  • Authors+Show Affiliations

    ,

    Department of Psychiatry and Psychotherapy, Charité University Hospital Berlin, Berlin, Germany.

    , , , ,

    Source

    Neuroscience letters 496:1 2011 May 27 pg 60-4

    MeSH

    Acoustic Stimulation
    Adult
    Dronabinol
    Electroencephalography
    Event-Related Potentials, P300
    Female
    Genome-Wide Association Study
    Genotype
    Hallucinogens
    Humans
    Male
    Polymorphism, Single Nucleotide
    Reaction Time
    Receptor, Cannabinoid, CB1
    Young Adult

    Pub Type(s)

    Clinical Trial
    Journal Article
    Research Support, Non-U.S. Gov't

    Language

    eng

    PubMed ID

    21513772

    Citation

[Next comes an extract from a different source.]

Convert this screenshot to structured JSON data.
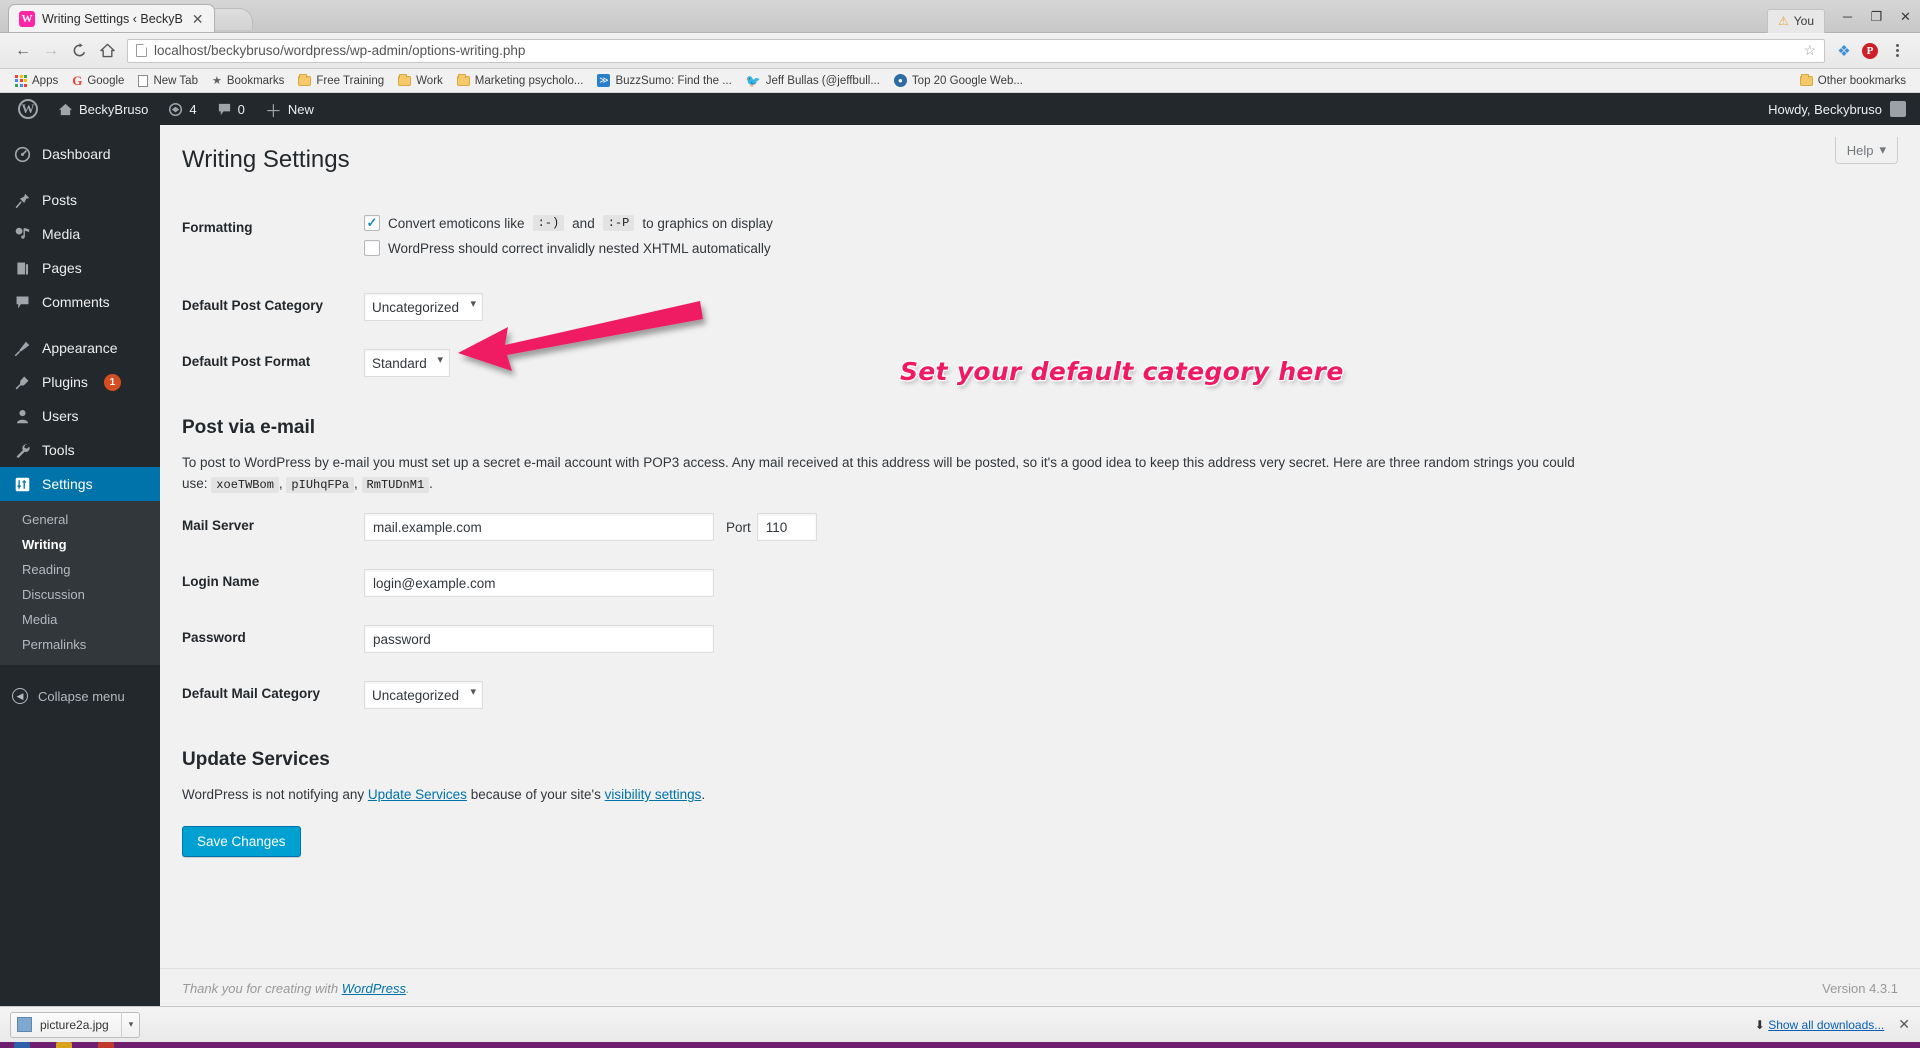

    * When formatting your citation, note that all book, journal, and database titles should be italicized* Article titles in AMA citation format should be in sentence-case
    TY - JOUR T1 - Association between a cannabinoid receptor gene (CNR1) polymorphism and cannabinoid-induced alterations of the auditory event-related P300 potential. AU - Stadelmann,Andreas M, AU - Juckel,Georg, AU - Arning,Larissa, AU - Gallinat,Jürgen, AU - Epplen,Jörg T, AU - Roser,Patrik, Y1 - 2011/04/12/ PY - 2010/11/29/received PY - 2011/03/21/revised PY - 2011/04/05/accepted PY - 2011/4/26/entrez PY - 2011/4/26/pubmed PY - 2011/8/30/medline SP - 60 EP - 4 JF - Neuroscience letters JO - Neurosci. Lett. VL - 496 IS - 1 N2 - Numerous studies demonstrated a close relationship between cannabis abuse and schizophrenia with similar impairments in cognitive processing, particularly in P300 generation. Recently, an (AAT)n triplet repeat polymorphism within the cannabinoid receptor gene CNR1 has been found to be associated with both schizophrenia and substance dependence, and to modulate the P300 potential. As previously reported, both acute oral Δ(9)-tetrahydrocannabinol (Δ(9)-THC), the main psychoactive constituent of cannabis, and standardized cannabis extract containing Δ(9)-THC and cannabidiol (CBD) revealed a significant reduction of P300 amplitudes in healthy subjects but did not show any differences among each other. The aim of this study was to investigate whether the (AAT)n polymorphism differentially modulates the effects of Δ(9)-THC and cannabis extract on P300 generation in 20 healthy volunteers during an auditory choice reaction task. For the >10/>10 genotype, there was a significant decrease of P300 amplitude as well as a significant prolongation of P300 latency under pure Δ(9)-THC but not under cannabis extract. Moreover, we found a significant correlation between the number of AAT repeats and P300 variables for the Δ(9)-THC condition. Our data thus indicate that the CNR1 gene seems to be involved in the regulation of the P300 wave as a marker of selective attention and working memory. Moreover, it appears that variations within CNR1 may differentially alter the sensitivity to the acute effects of cannabinoids on P300 generation in healthy subjects. SN - 1872-7972 UR - https://www.unboundmedicine.com/medline/citation/21513772/abstract/Association_between_a_cannabinoid_receptor_gene__CNR1__polymorphism_and_cannabinoid_induced_alterations_of_the_auditory_event_related_P300_potential_ L2 - https://linkinghub.elsevier.com/retrieve/pii/S0304-3940(11)00437-X DB - PRIME DP - Unbound Medicine ER -